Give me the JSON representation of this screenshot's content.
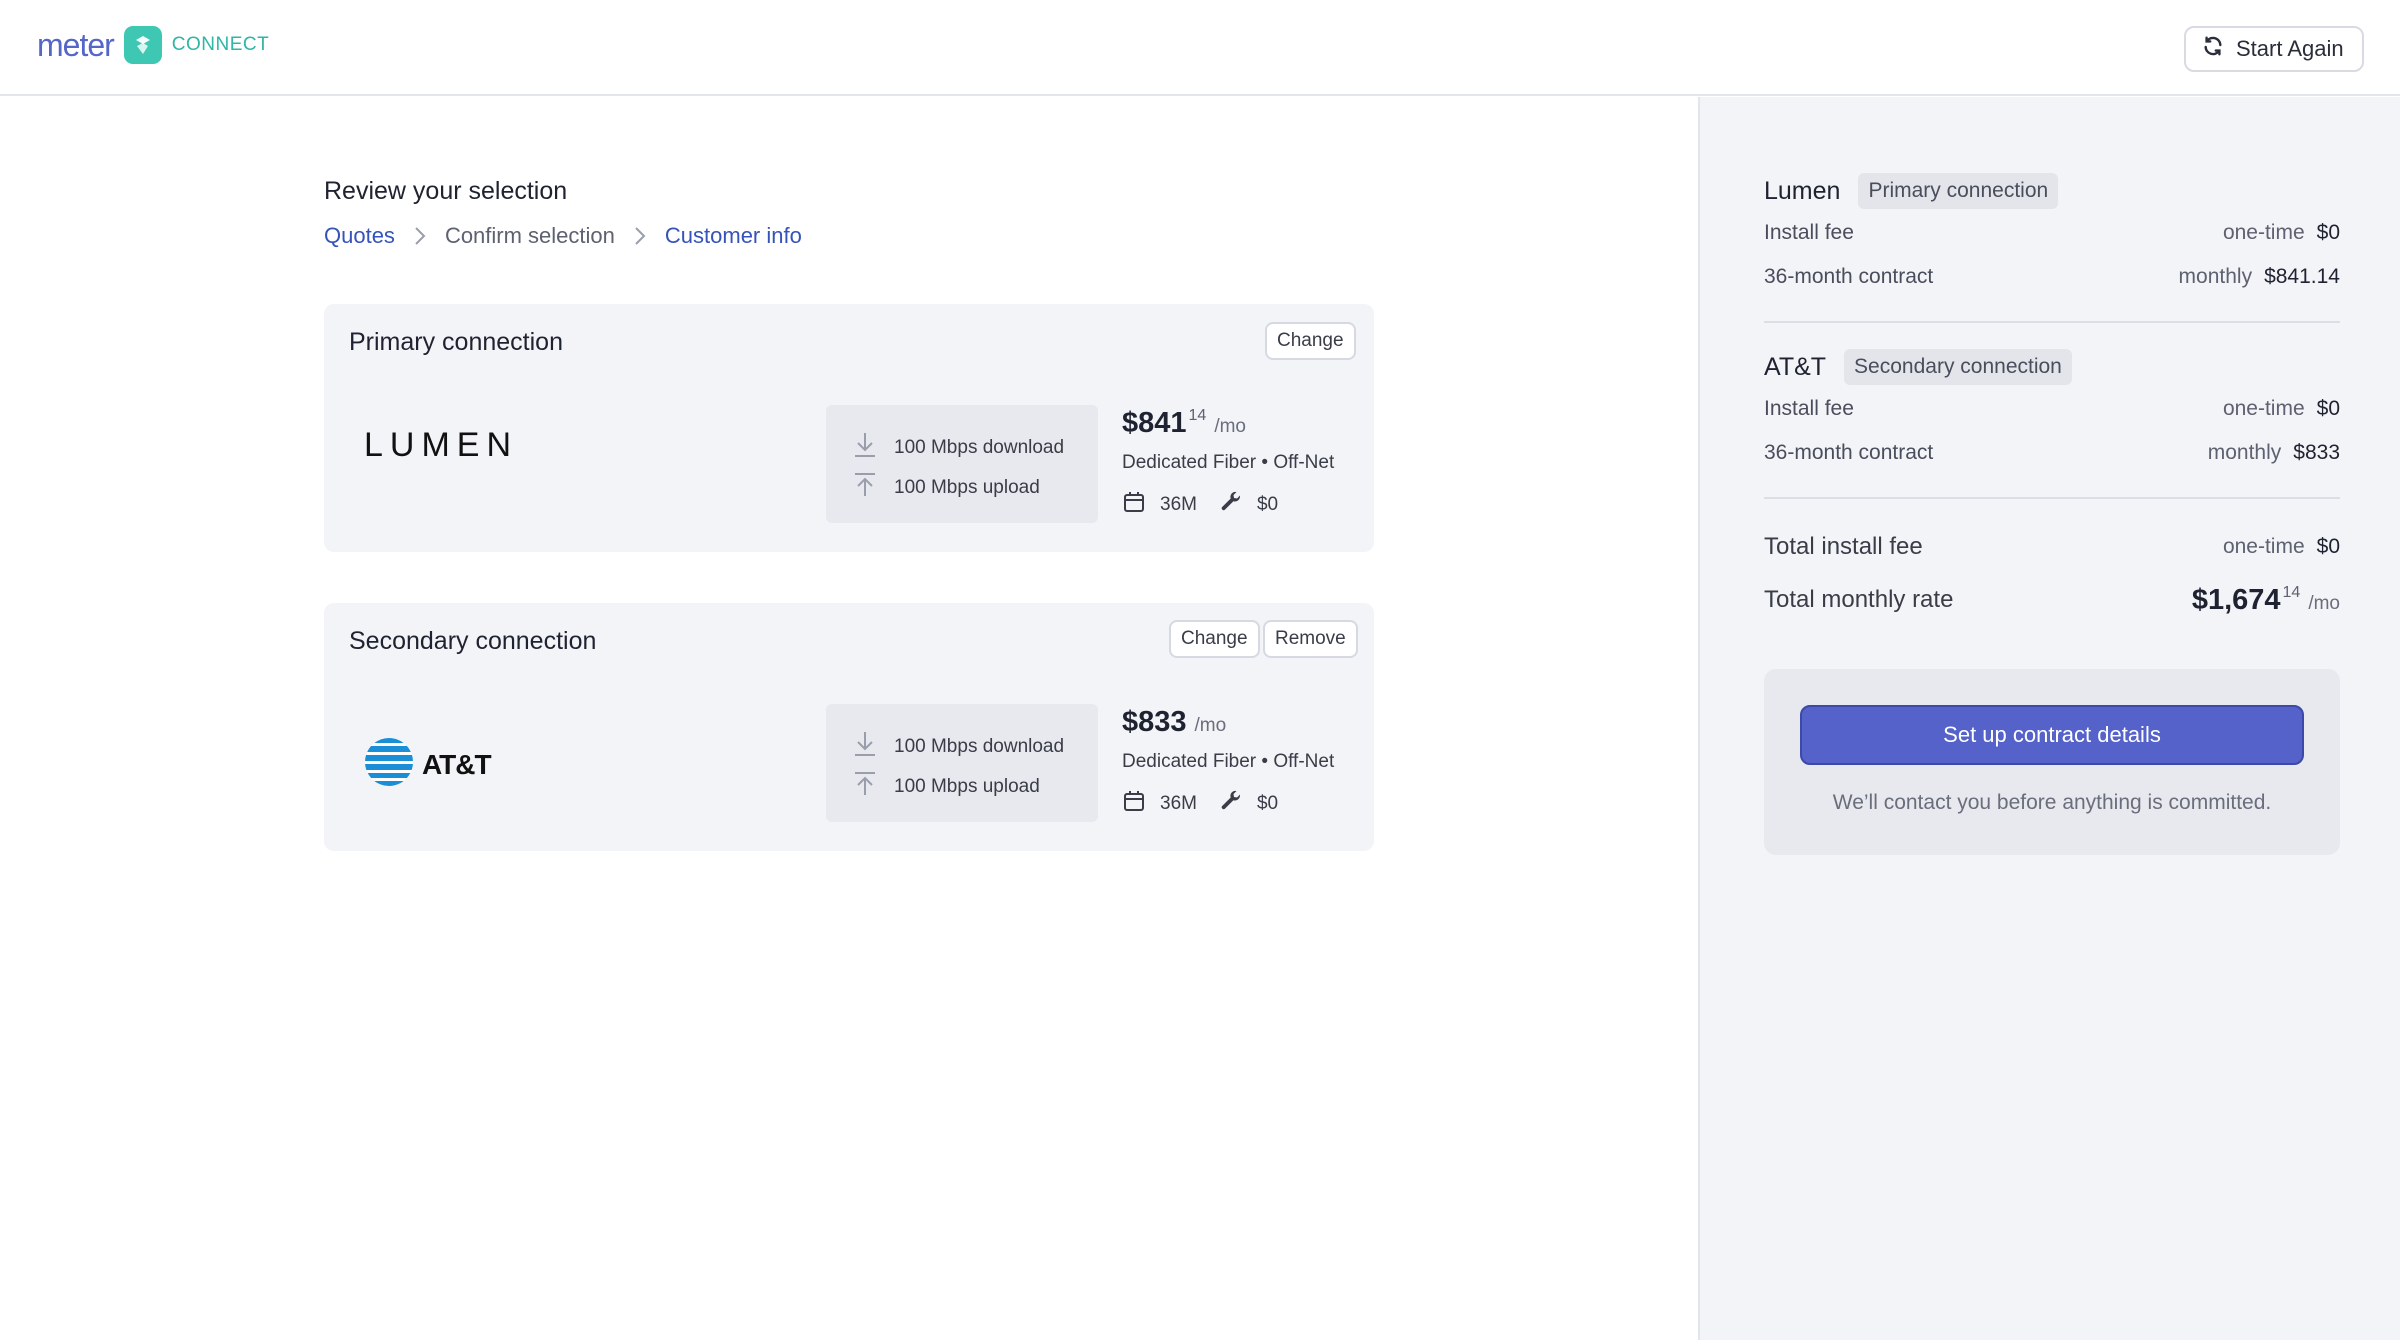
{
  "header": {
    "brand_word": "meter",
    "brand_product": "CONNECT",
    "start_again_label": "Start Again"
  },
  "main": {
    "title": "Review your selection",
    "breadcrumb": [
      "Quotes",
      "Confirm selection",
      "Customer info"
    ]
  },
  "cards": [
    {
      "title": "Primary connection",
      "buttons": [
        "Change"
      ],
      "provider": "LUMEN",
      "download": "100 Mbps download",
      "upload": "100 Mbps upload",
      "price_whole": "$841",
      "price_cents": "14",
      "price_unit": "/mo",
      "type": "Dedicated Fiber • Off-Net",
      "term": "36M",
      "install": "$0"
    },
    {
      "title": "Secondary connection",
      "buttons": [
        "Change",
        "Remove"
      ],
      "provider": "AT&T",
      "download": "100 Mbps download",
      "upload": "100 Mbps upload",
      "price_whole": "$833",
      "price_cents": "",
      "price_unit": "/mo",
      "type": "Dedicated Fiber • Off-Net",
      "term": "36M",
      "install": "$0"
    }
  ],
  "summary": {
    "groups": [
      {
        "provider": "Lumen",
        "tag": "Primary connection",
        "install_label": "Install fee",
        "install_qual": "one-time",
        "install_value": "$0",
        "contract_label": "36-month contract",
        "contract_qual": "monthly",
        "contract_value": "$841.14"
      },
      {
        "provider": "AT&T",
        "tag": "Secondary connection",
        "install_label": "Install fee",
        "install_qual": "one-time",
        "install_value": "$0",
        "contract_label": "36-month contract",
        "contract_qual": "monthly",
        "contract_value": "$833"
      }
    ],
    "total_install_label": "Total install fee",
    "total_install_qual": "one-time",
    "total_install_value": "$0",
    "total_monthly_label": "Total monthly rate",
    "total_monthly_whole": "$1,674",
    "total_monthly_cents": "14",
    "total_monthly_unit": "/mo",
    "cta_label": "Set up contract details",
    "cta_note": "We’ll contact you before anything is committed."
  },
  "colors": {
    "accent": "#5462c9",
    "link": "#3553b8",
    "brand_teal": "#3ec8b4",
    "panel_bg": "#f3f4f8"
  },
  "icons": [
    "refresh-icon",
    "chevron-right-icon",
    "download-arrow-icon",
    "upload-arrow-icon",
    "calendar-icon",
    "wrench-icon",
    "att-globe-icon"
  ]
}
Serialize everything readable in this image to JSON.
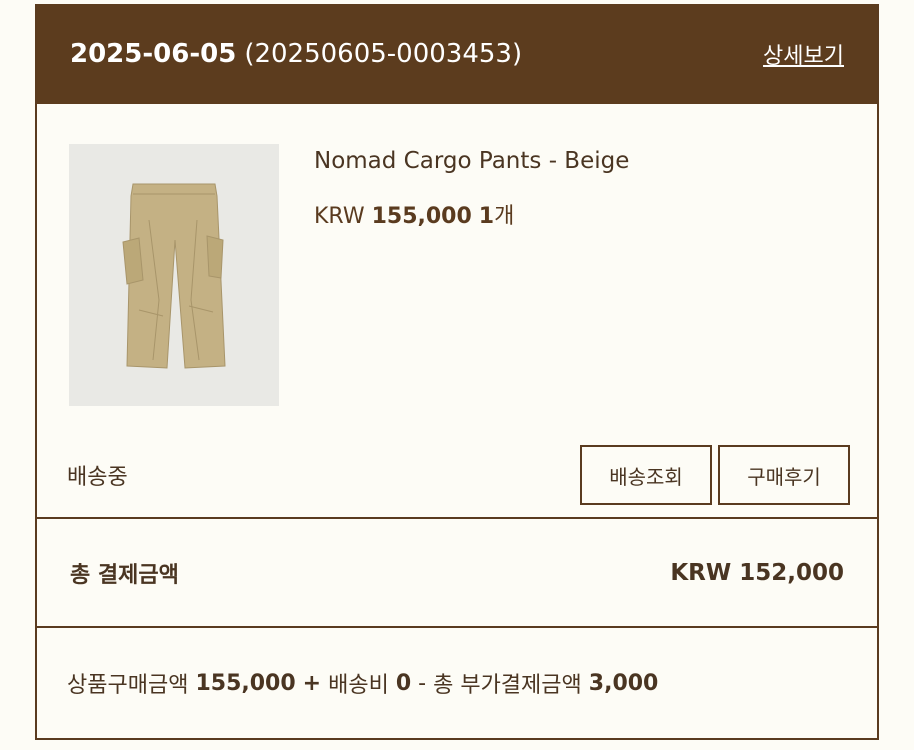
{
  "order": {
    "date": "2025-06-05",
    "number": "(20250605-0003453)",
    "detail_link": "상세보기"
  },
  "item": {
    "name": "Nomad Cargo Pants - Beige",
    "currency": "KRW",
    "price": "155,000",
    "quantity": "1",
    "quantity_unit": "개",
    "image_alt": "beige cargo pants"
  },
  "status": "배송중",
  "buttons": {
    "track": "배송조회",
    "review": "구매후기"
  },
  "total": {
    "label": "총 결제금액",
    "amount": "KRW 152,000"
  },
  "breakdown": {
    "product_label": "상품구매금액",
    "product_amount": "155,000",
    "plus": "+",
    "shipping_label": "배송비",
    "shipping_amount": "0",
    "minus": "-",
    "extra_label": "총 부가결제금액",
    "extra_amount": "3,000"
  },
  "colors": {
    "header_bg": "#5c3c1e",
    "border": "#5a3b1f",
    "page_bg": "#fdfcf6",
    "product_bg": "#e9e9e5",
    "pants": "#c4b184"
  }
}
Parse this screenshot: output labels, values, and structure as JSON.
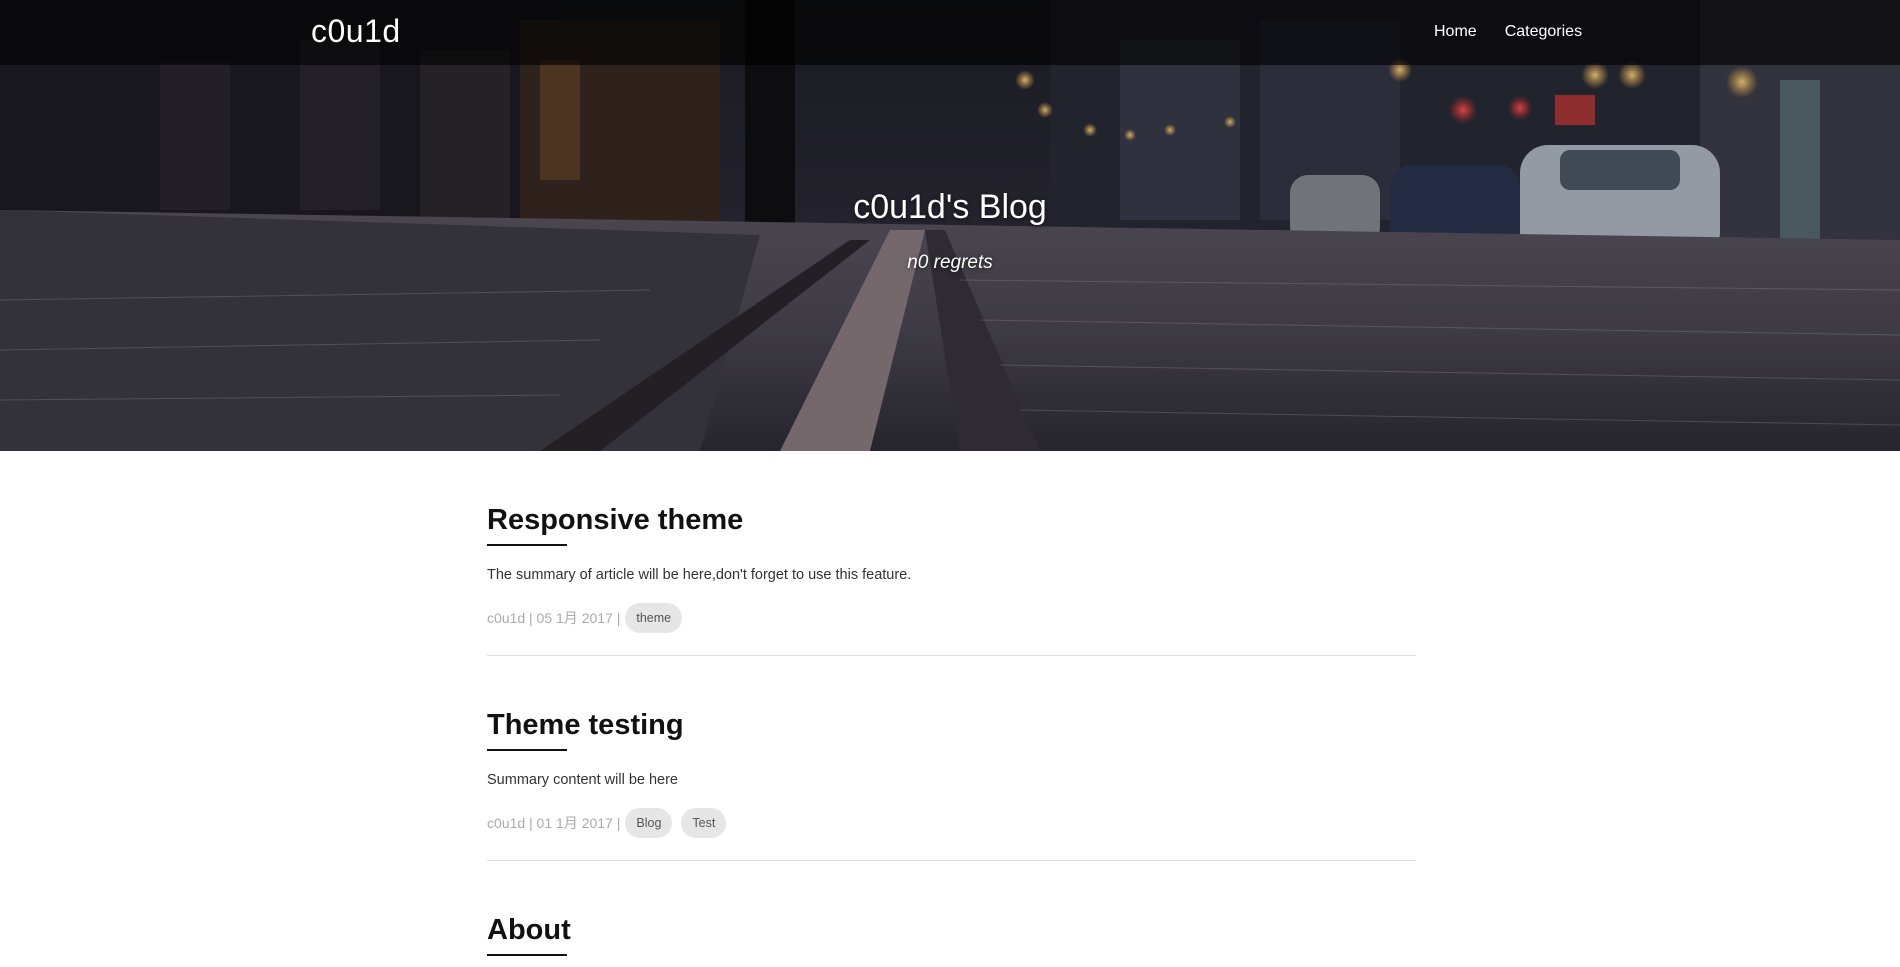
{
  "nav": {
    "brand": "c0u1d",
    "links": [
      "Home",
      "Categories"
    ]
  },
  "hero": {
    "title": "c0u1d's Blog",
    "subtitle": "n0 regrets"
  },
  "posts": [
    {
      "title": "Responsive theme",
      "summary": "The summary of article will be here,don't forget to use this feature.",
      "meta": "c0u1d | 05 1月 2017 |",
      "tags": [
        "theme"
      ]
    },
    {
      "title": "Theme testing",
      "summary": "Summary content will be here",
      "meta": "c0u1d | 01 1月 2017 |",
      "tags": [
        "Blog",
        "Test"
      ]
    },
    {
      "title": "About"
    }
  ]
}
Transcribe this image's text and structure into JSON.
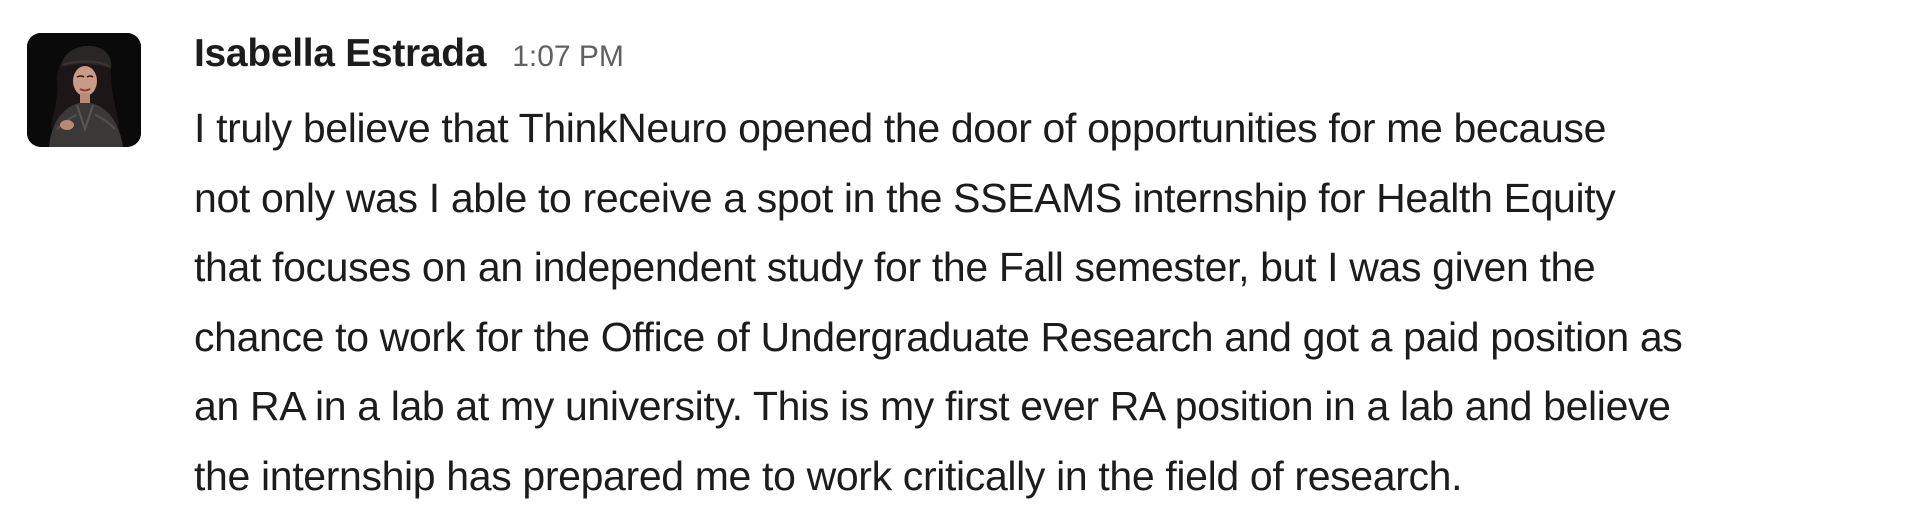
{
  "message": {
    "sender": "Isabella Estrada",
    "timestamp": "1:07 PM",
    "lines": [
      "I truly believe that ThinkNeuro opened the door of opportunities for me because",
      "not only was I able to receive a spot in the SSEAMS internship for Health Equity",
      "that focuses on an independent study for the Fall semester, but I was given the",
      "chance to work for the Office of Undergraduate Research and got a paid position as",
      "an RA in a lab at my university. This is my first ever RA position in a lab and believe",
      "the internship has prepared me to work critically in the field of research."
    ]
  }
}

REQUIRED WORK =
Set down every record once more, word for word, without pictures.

WORKED SOLUTION =
Give me the JSON representation of this screenshot's content.
{
  "header": {
    "brand_word": "meter",
    "brand_product": "CONNECT",
    "start_again_label": "Start Again"
  },
  "main": {
    "title": "Review your selection",
    "breadcrumb": [
      "Quotes",
      "Confirm selection",
      "Customer info"
    ]
  },
  "cards": [
    {
      "title": "Primary connection",
      "buttons": [
        "Change"
      ],
      "provider": "LUMEN",
      "download": "100 Mbps download",
      "upload": "100 Mbps upload",
      "price_whole": "$841",
      "price_cents": "14",
      "price_unit": "/mo",
      "type": "Dedicated Fiber • Off-Net",
      "term": "36M",
      "install": "$0"
    },
    {
      "title": "Secondary connection",
      "buttons": [
        "Change",
        "Remove"
      ],
      "provider": "AT&T",
      "download": "100 Mbps download",
      "upload": "100 Mbps upload",
      "price_whole": "$833",
      "price_cents": "",
      "price_unit": "/mo",
      "type": "Dedicated Fiber • Off-Net",
      "term": "36M",
      "install": "$0"
    }
  ],
  "summary": {
    "groups": [
      {
        "provider": "Lumen",
        "tag": "Primary connection",
        "install_label": "Install fee",
        "install_qual": "one-time",
        "install_value": "$0",
        "contract_label": "36-month contract",
        "contract_qual": "monthly",
        "contract_value": "$841.14"
      },
      {
        "provider": "AT&T",
        "tag": "Secondary connection",
        "install_label": "Install fee",
        "install_qual": "one-time",
        "install_value": "$0",
        "contract_label": "36-month contract",
        "contract_qual": "monthly",
        "contract_value": "$833"
      }
    ],
    "total_install_label": "Total install fee",
    "total_install_qual": "one-time",
    "total_install_value": "$0",
    "total_monthly_label": "Total monthly rate",
    "total_monthly_whole": "$1,674",
    "total_monthly_cents": "14",
    "total_monthly_unit": "/mo",
    "cta_label": "Set up contract details",
    "cta_note": "We’ll contact you before anything is committed."
  },
  "colors": {
    "accent": "#5462c9",
    "link": "#3553b8",
    "brand_teal": "#3ec8b4",
    "panel_bg": "#f3f4f8"
  },
  "icons": [
    "refresh-icon",
    "chevron-right-icon",
    "download-arrow-icon",
    "upload-arrow-icon",
    "calendar-icon",
    "wrench-icon",
    "att-globe-icon"
  ]
}
Serialize everything readable in this image to JSON.
{
  "order": {
    "date": "2025-06-05",
    "number": "(20250605-0003453)",
    "detail_link": "상세보기"
  },
  "item": {
    "name": "Nomad Cargo Pants - Beige",
    "currency": "KRW",
    "price": "155,000",
    "quantity": "1",
    "quantity_unit": "개",
    "image_alt": "beige cargo pants"
  },
  "status": "배송중",
  "buttons": {
    "track": "배송조회",
    "review": "구매후기"
  },
  "total": {
    "label": "총 결제금액",
    "amount": "KRW 152,000"
  },
  "breakdown": {
    "product_label": "상품구매금액",
    "product_amount": "155,000",
    "plus": "+",
    "shipping_label": "배송비",
    "shipping_amount": "0",
    "minus": "-",
    "extra_label": "총 부가결제금액",
    "extra_amount": "3,000"
  },
  "colors": {
    "header_bg": "#5c3c1e",
    "border": "#5a3b1f",
    "page_bg": "#fdfcf6",
    "product_bg": "#e9e9e5",
    "pants": "#c4b184"
  }
}
Parse this screenshot: output labels, values, and structure as JSON.
{
  "nav": {
    "brand": "c0u1d",
    "links": [
      "Home",
      "Categories"
    ]
  },
  "hero": {
    "title": "c0u1d's Blog",
    "subtitle": "n0 regrets"
  },
  "posts": [
    {
      "title": "Responsive theme",
      "summary": "The summary of article will be here,don't forget to use this feature.",
      "meta": "c0u1d | 05 1月 2017 |",
      "tags": [
        "theme"
      ]
    },
    {
      "title": "Theme testing",
      "summary": "Summary content will be here",
      "meta": "c0u1d | 01 1月 2017 |",
      "tags": [
        "Blog",
        "Test"
      ]
    },
    {
      "title": "About"
    }
  ]
}
Transcribe this image's text and structure into JSON.
{
  "message": {
    "sender": "Isabella Estrada",
    "timestamp": "1:07 PM",
    "lines": [
      "I truly believe that ThinkNeuro opened the door of opportunities for me because",
      "not only was I able to receive a spot in the SSEAMS internship for Health Equity",
      "that focuses on an independent study for the Fall semester, but I was given the",
      "chance to work for the Office of Undergraduate Research and got a paid position as",
      "an RA in a lab at my university. This is my first ever RA position in a lab and believe",
      "the internship has prepared me to work critically in the field of research."
    ]
  }
}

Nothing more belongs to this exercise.